Requirement: Go through the entries and count the lines with the string "references" in them. Give only that number.

[Collected data]
══════════

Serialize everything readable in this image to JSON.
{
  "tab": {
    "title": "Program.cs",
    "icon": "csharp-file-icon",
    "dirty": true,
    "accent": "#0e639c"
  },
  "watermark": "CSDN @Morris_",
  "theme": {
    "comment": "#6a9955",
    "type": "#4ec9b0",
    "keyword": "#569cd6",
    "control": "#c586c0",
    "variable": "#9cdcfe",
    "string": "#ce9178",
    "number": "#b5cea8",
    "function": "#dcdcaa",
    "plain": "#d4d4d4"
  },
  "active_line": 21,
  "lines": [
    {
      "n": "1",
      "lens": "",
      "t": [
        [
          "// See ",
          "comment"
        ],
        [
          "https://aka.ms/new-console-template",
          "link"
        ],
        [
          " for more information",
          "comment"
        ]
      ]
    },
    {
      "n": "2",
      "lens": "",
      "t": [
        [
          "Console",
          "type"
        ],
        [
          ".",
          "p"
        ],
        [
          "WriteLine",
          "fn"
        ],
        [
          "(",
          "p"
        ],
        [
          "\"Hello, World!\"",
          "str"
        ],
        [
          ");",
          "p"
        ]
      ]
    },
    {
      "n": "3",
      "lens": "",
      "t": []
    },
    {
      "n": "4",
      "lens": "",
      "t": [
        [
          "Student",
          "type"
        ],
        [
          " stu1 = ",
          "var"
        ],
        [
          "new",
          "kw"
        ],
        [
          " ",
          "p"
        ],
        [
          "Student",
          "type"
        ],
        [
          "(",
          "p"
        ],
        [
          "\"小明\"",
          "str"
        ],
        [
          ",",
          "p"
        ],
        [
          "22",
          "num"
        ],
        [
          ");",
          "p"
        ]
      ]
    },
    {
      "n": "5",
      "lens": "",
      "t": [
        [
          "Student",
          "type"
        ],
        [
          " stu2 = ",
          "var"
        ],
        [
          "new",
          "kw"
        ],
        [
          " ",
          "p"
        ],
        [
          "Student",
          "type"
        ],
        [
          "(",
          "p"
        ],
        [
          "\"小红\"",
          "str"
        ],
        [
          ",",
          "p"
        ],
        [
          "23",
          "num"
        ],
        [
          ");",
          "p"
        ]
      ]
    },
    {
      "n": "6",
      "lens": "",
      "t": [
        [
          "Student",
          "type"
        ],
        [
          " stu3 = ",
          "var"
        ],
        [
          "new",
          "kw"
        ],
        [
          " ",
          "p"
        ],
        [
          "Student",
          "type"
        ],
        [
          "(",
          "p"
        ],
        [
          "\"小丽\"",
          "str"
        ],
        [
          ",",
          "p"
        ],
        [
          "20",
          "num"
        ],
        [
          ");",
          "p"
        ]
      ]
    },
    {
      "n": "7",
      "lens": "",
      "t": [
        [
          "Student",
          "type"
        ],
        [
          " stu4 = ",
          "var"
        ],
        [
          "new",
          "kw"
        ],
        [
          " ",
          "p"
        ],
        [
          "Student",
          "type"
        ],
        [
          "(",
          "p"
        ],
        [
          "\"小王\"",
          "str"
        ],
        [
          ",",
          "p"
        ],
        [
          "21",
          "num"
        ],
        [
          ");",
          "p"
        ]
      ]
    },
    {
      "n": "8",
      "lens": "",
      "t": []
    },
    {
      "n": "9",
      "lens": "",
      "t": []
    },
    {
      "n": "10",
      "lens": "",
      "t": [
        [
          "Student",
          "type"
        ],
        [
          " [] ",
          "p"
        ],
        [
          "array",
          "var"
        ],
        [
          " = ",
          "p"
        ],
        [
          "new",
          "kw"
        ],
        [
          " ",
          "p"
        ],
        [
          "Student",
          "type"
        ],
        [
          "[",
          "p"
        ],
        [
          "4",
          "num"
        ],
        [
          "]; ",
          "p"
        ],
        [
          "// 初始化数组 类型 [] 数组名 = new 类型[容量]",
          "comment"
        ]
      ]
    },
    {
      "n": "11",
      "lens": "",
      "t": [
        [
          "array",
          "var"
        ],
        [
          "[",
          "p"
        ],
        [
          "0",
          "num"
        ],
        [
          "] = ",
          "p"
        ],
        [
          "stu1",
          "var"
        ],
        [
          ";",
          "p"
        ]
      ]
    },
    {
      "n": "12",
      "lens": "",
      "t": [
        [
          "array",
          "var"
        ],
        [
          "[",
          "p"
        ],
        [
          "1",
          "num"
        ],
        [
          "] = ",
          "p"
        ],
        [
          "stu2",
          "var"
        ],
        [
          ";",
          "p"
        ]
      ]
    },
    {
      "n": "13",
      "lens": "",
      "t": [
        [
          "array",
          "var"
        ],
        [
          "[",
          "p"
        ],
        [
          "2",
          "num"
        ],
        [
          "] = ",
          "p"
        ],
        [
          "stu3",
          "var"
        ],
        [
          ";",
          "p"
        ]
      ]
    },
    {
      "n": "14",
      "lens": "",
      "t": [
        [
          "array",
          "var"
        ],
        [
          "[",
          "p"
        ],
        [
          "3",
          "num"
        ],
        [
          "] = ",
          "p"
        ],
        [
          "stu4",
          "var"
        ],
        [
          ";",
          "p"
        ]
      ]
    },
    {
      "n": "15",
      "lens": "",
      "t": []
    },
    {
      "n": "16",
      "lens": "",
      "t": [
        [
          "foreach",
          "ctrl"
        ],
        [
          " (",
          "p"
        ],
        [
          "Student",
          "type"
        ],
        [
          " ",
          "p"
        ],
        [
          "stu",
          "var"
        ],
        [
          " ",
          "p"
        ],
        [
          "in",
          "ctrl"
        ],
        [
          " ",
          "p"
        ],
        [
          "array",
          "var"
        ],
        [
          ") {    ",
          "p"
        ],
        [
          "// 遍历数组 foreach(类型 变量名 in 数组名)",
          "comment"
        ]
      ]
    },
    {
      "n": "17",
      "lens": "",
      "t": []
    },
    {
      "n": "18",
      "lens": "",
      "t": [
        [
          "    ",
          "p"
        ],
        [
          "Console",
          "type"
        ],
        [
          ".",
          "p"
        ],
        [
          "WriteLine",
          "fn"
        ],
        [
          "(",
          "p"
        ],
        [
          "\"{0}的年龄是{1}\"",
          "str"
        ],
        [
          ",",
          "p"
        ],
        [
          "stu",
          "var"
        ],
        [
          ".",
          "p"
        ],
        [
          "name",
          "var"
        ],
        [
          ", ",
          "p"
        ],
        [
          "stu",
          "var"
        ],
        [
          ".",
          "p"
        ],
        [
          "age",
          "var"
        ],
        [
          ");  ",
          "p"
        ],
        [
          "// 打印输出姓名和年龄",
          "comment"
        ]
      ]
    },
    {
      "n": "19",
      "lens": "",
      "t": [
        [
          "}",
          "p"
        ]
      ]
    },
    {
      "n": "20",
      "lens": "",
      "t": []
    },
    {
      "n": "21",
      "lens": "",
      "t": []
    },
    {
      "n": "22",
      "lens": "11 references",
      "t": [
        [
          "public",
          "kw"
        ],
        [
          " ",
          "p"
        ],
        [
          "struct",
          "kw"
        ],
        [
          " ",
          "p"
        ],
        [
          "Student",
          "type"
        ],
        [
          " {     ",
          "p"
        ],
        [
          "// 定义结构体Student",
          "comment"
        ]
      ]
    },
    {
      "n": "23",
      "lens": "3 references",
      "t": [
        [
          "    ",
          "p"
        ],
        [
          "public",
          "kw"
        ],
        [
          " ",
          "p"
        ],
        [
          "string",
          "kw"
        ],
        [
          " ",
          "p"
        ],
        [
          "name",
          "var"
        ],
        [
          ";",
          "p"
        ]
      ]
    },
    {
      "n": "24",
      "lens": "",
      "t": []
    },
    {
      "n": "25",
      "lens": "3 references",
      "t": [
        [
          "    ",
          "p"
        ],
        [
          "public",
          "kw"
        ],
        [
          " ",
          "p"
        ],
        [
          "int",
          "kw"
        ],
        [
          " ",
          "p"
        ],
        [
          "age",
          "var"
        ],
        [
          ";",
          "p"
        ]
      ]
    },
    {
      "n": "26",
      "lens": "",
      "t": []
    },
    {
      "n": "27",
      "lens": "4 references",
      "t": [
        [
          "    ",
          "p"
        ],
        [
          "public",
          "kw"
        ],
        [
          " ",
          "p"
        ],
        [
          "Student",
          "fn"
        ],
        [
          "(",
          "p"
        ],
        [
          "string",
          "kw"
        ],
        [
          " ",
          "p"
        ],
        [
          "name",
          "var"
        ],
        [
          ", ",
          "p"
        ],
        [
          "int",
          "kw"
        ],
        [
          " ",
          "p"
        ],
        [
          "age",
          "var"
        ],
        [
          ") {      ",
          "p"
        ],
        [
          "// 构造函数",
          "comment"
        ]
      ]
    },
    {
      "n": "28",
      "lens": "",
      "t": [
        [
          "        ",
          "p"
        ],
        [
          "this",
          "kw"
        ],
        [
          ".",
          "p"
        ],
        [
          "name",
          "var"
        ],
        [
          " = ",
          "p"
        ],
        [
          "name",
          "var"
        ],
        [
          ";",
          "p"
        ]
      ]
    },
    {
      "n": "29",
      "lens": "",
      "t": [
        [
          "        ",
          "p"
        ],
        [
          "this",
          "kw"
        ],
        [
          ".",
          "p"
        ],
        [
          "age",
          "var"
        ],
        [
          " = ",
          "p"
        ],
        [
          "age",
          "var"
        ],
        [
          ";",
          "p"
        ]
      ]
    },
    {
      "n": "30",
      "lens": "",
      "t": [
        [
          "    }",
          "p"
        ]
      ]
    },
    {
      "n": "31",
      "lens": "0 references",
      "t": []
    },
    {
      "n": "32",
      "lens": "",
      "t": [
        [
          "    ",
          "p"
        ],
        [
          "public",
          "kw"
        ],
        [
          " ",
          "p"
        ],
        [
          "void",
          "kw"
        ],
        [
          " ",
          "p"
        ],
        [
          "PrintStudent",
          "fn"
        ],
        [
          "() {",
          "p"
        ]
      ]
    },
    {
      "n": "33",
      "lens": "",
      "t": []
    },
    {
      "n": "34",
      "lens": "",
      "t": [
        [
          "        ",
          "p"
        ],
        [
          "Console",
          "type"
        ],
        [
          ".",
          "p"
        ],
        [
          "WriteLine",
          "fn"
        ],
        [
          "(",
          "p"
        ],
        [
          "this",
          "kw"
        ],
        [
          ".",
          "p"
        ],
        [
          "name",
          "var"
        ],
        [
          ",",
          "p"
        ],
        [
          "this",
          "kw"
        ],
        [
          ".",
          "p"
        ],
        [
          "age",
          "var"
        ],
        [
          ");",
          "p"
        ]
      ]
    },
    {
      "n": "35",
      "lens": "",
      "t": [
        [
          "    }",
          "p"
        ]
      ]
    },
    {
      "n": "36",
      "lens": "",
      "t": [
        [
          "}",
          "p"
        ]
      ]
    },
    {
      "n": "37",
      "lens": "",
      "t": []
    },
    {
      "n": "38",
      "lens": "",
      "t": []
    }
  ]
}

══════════

Result: 5